Recently I saw a tweet from Michael McCurry about Paper.li. Paper.li basically takes links shared on twitter and organizes them by popularity and tags into a newspaper format. In a matter of seconds, Michael input the #eventprofs hashtag and out popped a real-time industry rag all about Meetings & Events. How exciting is that?! This should be a great solution for those people who want to stay up to date on the latest & greatest in our industry without having to go over to Twitter.
Click here to read the Eventprofs Newspaper.
Now, if you don’t want to have to remember to go over to this website all the time, simply click on the ‘notify me’ link and they’ll email you when the next paper is available. (Just keep in mind that this function will not work in Safari)
There’s no doubt that conferences as we know them are being re-imagined. Organizers have recognized that attendees are looking to be engaged, they want to be heard and they’re expecting conference organizers to be using the same social tools they’re living and breathing every day. If you are a presenter, conference organizer or event sponsor, you need to check out EventHive. It is a web application that smashes chatrooms, Twitter, Facebook and polls together to create a tool that can help build better engagement with attendees.
If you’re interested, you can contact EventHive to request a demo for your event.
Have you used EventHive at an event? What were your experiences?
A lot of people ask me, “What’s the deal with tweetups?”. First, let’s define what one is. A tweetup is basically a scheduled meetup between Twitter friends. Tweetups allow you to take the relationships you’ve built online and extend them in person. The beauty with tweetups, which is hard to describe to someone who doesn’t use social media, is that all of the awkward “um, hi, errr…I’m Lara” is replaced with “Oh my Gosh!!! You look nothing like your picture! How are your daughters? You mentioned they’re moving to California for University, right?…”. They’re fun, they’re unpretentious, they’re meaningful.
The Queen of tweetups (aka Debra Roth of PinkInc) planned this one at The Event Solutions / Catersource 2010 Conference. We met at Bally’s Indigo Lounge before the big Anthology party later that night. It saw a mix of girly drinks (yes, even the men had a few pink, fruity concoctions), a lot of smart phone comparisons and a tonne of business card trading. A perfect combination.
Next time you attend an event, follow the event’s hashtag on Twitter and you too may just be lucky enough to find yourself at a tweetup!
If you’re looking to amp up your event’s Twitter feed and are bored with conventional aggregators, this event is a beautiful example of art, drama and technology combined.
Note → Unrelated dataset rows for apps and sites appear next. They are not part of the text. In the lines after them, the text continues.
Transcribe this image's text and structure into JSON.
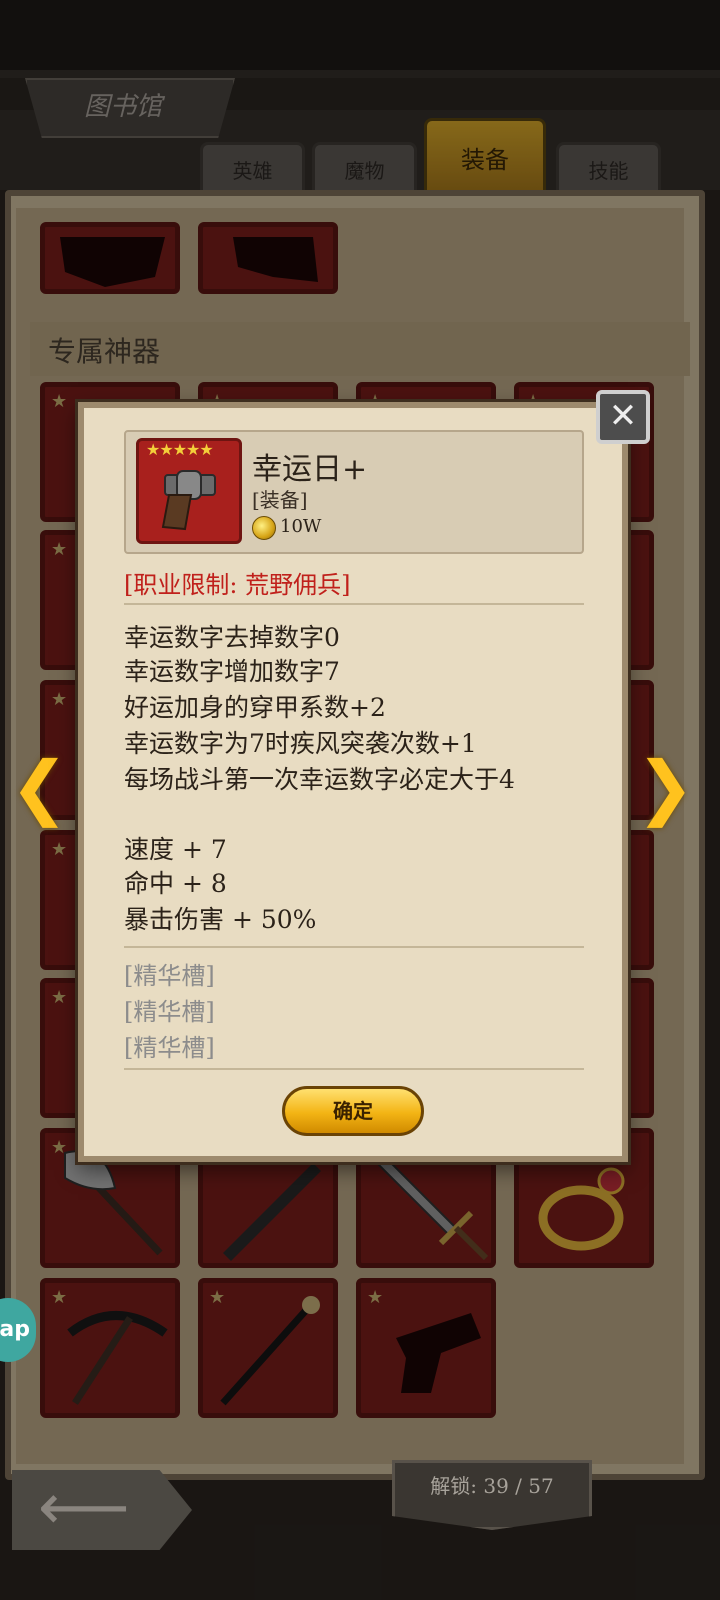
{
  "header": {
    "title": "图书馆"
  },
  "tabs": [
    {
      "label": "英雄",
      "active": false
    },
    {
      "label": "魔物",
      "active": false
    },
    {
      "label": "装备",
      "active": true
    },
    {
      "label": "技能",
      "active": false
    }
  ],
  "section": {
    "label": "专属神器"
  },
  "grid_icons": [
    "silhouette-icon",
    "silhouette-icon",
    "axe-icon",
    "sword-icon",
    "sword-icon",
    "ring-icon",
    "pickaxe-icon",
    "cane-icon",
    "silhouette-icon"
  ],
  "modal": {
    "item": {
      "name": "幸运日+",
      "type": "[装备]",
      "price": "10W",
      "star_count": 5,
      "icon": "revolver-icon"
    },
    "restriction": "[职业限制: 荒野佣兵]",
    "effects": [
      "幸运数字去掉数字0",
      "幸运数字增加数字7",
      "好运加身的穿甲系数+2",
      "幸运数字为7时疾风突袭次数+1",
      "每场战斗第一次幸运数字必定大于4"
    ],
    "stats": [
      "速度 + 7",
      "命中 + 8",
      "暴击伤害 + 50%"
    ],
    "slots": [
      "[精华槽]",
      "[精华槽]",
      "[精华槽]"
    ],
    "confirm_label": "确定",
    "close_icon": "close-icon"
  },
  "nav": {
    "prev_icon": "chevron-left-icon",
    "next_icon": "chevron-right-icon",
    "back_icon": "back-arrow-icon",
    "app_bubble": "ap"
  },
  "footer": {
    "unlock_text": "解锁: 39 / 57"
  },
  "colors": {
    "accent_gold": "#ffc21e",
    "restriction_red": "#c0201b",
    "card_red": "#7a1d1a",
    "slot_gray": "#8c8c8c"
  }
}
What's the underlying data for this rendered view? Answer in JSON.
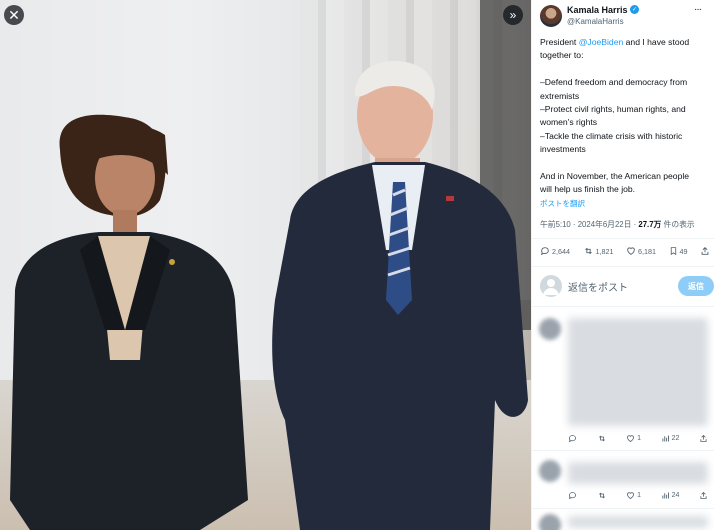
{
  "viewer": {
    "close_icon": "close-icon",
    "expand_icon": "chevrons-right-icon"
  },
  "post": {
    "author_name": "Kamala Harris",
    "author_handle": "@KamalaHarris",
    "text_line1_pre": "President ",
    "mention": "@JoeBiden",
    "text_line1_post": " and I have stood",
    "text_line2": "together to:",
    "bullet1a": "–Defend freedom and democracy from",
    "bullet1b": "extremists",
    "bullet2a": "–Protect civil rights, human rights, and",
    "bullet2b": "women's rights",
    "bullet3a": "–Tackle the climate crisis with historic",
    "bullet3b": "investments",
    "closing_a": "And in November, the American people",
    "closing_b": "will help us finish the job.",
    "translate_label": "ポストを翻訳",
    "timestamp": "午前5:10 · 2024年6月22日 · ",
    "views_count": "27.7万",
    "views_label": " 件の表示"
  },
  "actions": {
    "replies": "2,644",
    "reposts": "1,821",
    "likes": "6,181",
    "bookmarks": "49"
  },
  "reply_box": {
    "placeholder": "返信をポスト",
    "button_label": "返信"
  },
  "replies": [
    {
      "likes": "1",
      "views": "22"
    },
    {
      "likes": "1",
      "views": "24"
    }
  ],
  "colors": {
    "accent": "#1d9bf0",
    "reply_button": "#8ecdf7"
  }
}
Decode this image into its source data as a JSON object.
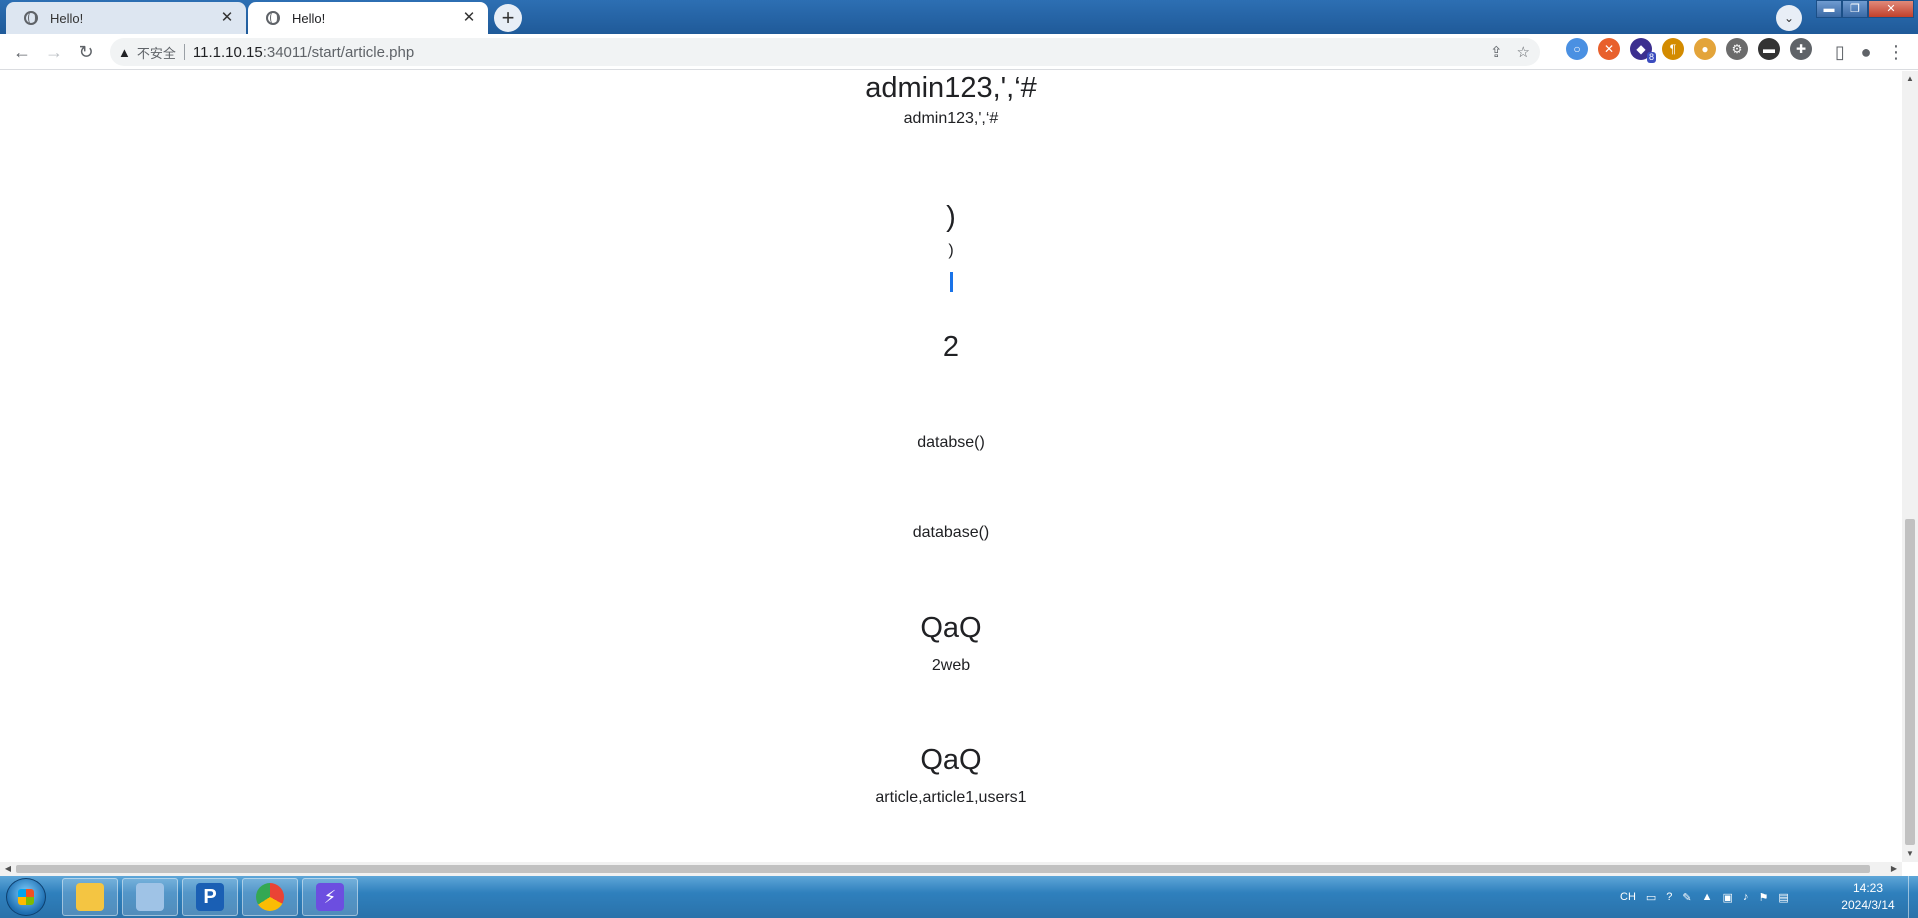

With high-powered video projectors and their patented video mapping technology, Klip Collective transformed the Art Deco façade of the Edison Hotel in Miami Beach into an eye-catching 3D illusion for the Super Bowl in February 2010. Using light and shadows, the front wall flies away revealing the building’s interior where room-like vignettes transpire. Twitter feeds about fan excitement and Super Bowl predictions appear in word bubbles around the building occupants.
Hired by Anomaly in New York City, Klip shot all content, edited and site-mapped the video projections. Permitting, site selection and custom equipment installation was coordinated and executed by Klip Collective. The site-specific video installation was sponsored by Motorola and the NFL.
If you’ve never heard of Klip Collective or Anomaly NY, well I’m pleased to introduce you. Both agencies shake down the walls of convention. Check out their sites.